## Problem statement
Lines with the word "crown" in them must be copied from the records below.

[Items from an interface collection]

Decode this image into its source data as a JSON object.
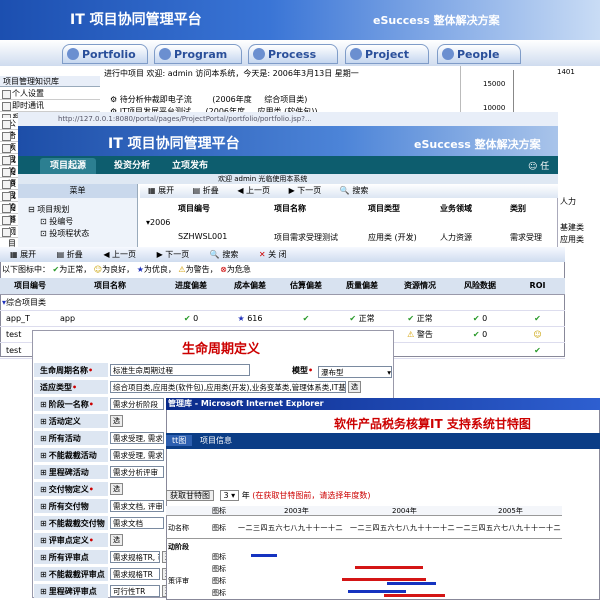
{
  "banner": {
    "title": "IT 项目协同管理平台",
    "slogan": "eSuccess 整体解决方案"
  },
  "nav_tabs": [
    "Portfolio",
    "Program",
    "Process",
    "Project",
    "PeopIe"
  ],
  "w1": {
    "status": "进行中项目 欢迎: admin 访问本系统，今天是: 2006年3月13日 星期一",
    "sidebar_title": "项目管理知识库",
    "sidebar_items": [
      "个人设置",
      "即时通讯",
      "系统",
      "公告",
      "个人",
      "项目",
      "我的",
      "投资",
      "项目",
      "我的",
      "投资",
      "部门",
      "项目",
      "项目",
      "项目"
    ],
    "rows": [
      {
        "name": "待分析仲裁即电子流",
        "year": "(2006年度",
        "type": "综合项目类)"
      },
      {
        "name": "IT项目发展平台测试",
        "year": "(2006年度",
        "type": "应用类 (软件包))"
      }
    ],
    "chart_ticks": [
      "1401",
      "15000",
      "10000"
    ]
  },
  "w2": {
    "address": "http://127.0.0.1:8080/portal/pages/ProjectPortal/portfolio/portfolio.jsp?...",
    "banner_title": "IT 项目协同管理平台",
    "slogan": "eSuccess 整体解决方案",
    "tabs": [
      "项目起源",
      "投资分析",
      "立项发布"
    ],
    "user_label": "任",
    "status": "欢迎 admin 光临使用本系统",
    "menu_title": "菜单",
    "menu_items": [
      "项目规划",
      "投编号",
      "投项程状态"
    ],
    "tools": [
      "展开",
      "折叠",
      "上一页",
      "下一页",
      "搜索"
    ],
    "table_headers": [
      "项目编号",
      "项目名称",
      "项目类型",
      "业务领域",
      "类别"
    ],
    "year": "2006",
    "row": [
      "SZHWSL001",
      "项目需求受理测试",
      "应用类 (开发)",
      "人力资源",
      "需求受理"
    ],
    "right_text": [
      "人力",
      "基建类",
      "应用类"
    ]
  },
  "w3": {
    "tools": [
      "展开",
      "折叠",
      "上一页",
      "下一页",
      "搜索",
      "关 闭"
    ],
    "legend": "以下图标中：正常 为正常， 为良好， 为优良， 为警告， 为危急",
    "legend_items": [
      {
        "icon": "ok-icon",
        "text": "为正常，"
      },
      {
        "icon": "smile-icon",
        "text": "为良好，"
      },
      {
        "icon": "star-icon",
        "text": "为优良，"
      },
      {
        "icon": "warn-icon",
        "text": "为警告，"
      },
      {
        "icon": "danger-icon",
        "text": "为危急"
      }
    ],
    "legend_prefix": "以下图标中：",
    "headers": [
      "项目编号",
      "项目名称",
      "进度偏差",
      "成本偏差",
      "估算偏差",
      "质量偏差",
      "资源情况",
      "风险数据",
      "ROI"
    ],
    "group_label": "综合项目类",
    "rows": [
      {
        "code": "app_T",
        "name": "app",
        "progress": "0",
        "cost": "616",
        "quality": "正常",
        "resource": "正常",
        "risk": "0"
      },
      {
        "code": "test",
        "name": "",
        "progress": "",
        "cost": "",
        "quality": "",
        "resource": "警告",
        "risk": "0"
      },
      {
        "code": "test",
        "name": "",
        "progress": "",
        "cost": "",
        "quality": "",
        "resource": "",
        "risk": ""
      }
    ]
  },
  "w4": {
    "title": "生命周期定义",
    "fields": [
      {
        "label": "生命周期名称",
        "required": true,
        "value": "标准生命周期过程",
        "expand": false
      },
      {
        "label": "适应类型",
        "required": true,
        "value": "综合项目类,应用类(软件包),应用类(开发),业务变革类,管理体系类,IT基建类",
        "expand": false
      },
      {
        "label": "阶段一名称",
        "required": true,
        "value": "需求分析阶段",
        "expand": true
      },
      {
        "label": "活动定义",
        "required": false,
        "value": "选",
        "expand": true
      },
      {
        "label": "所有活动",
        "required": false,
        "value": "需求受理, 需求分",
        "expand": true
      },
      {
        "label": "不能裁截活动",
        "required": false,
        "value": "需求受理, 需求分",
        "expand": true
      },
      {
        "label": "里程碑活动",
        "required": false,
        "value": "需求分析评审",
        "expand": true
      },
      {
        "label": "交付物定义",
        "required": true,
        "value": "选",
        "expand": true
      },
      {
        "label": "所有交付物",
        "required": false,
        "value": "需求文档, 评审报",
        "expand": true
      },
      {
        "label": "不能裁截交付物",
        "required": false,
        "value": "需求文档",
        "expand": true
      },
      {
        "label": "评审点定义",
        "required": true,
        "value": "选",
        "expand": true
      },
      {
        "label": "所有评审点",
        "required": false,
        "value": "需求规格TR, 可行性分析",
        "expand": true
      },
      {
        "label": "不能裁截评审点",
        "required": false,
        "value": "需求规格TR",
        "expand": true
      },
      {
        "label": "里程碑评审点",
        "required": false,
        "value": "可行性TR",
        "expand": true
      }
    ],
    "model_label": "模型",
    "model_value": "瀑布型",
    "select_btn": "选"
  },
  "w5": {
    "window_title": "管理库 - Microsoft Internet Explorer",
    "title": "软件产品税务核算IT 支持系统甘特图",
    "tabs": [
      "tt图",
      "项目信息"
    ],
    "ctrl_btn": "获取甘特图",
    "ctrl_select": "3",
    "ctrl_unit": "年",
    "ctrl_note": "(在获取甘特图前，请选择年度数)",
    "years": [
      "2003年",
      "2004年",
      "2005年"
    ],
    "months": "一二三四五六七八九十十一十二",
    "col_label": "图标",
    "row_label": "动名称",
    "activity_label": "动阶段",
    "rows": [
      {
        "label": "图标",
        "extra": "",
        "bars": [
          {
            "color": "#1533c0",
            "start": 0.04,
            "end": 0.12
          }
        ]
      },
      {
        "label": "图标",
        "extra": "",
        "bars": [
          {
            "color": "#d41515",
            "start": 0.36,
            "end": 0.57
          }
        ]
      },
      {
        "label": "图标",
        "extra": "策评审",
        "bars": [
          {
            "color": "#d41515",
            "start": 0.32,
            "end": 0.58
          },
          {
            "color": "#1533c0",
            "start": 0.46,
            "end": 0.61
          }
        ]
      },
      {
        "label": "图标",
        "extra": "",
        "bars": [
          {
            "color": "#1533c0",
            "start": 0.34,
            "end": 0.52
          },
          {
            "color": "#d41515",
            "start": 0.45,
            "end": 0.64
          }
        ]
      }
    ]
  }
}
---
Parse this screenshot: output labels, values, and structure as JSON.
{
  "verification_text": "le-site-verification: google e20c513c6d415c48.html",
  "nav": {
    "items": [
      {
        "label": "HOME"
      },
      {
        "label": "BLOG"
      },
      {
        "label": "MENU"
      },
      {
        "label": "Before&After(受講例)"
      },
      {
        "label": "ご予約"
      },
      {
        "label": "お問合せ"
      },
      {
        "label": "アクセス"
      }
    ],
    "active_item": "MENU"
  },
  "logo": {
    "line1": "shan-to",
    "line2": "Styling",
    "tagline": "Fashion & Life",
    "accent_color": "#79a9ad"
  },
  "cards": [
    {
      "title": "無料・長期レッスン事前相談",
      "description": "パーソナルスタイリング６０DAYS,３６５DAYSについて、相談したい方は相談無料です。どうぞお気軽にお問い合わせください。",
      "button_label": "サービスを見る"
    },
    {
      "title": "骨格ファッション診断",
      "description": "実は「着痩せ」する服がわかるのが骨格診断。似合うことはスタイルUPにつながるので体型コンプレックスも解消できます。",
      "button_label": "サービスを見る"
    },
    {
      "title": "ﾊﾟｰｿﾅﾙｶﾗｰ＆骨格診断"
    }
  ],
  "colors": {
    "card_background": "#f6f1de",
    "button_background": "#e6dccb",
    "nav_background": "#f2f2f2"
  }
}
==
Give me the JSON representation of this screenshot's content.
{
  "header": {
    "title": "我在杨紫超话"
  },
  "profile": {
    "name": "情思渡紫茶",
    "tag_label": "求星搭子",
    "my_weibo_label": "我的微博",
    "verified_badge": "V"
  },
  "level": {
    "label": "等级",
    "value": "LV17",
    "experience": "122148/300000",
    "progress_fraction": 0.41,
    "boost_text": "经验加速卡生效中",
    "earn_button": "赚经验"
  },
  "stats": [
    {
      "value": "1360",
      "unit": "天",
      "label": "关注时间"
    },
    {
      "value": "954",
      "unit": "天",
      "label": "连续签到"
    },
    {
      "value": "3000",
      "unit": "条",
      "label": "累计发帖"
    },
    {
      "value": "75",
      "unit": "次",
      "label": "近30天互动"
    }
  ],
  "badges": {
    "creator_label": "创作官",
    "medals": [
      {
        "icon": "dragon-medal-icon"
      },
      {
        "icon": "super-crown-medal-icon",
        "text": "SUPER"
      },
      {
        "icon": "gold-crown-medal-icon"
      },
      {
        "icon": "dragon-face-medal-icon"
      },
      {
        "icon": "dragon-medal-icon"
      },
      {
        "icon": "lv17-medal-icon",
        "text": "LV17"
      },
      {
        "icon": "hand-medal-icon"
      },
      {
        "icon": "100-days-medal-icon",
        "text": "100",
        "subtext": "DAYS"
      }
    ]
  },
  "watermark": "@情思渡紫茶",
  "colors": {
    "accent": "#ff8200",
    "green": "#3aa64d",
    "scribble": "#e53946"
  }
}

## Completed exercise
        "icon": "super-crown-medal-icon",
        "icon": "gold-crown-medal-icon"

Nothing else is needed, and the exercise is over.